Problem description -
Whenever a line carries the word "name", pull it out of the entries.

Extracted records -
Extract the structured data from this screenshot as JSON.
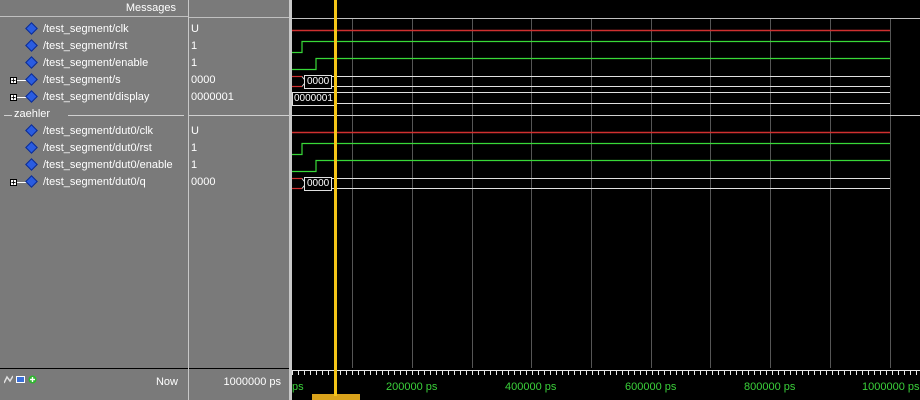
{
  "header": {
    "messages_label": "Messages"
  },
  "signals": [
    {
      "name": "/test_segment/clk",
      "value": "U",
      "expandable": false
    },
    {
      "name": "/test_segment/rst",
      "value": "1",
      "expandable": false
    },
    {
      "name": "/test_segment/enable",
      "value": "1",
      "expandable": false
    },
    {
      "name": "/test_segment/s",
      "value": "0000",
      "expandable": true
    },
    {
      "name": "/test_segment/display",
      "value": "0000001",
      "expandable": true
    },
    {
      "name": "/test_segment/dut0/clk",
      "value": "U",
      "expandable": false
    },
    {
      "name": "/test_segment/dut0/rst",
      "value": "1",
      "expandable": false
    },
    {
      "name": "/test_segment/dut0/enable",
      "value": "1",
      "expandable": false
    },
    {
      "name": "/test_segment/dut0/q",
      "value": "0000",
      "expandable": true
    }
  ],
  "group_label": "zaehler",
  "bus_labels": {
    "s": "0000",
    "display": "0000001",
    "q": "0000"
  },
  "footer": {
    "now_label": "Now",
    "now_value": "1000000 ps"
  },
  "timeline": {
    "ticks": [
      "ps",
      "200000 ps",
      "400000 ps",
      "600000 ps",
      "800000 ps",
      "1000000 ps"
    ]
  },
  "colors": {
    "panel_bg": "#7a7a7a",
    "wave_bg": "#000000",
    "signal_high": "#38d838",
    "signal_unknown": "#d03030",
    "bus_line": "#e0e0e0",
    "cursor": "#f5c518",
    "time_label": "#3ad13a"
  }
}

Answer space -
      "name": "/test_segment/clk",
      "name": "/test_segment/rst",
      "name": "/test_segment/enable",
      "name": "/test_segment/s",
      "name": "/test_segment/display",
      "name": "/test_segment/dut0/clk",
      "name": "/test_segment/dut0/rst",
      "name": "/test_segment/dut0/enable",
      "name": "/test_segment/dut0/q",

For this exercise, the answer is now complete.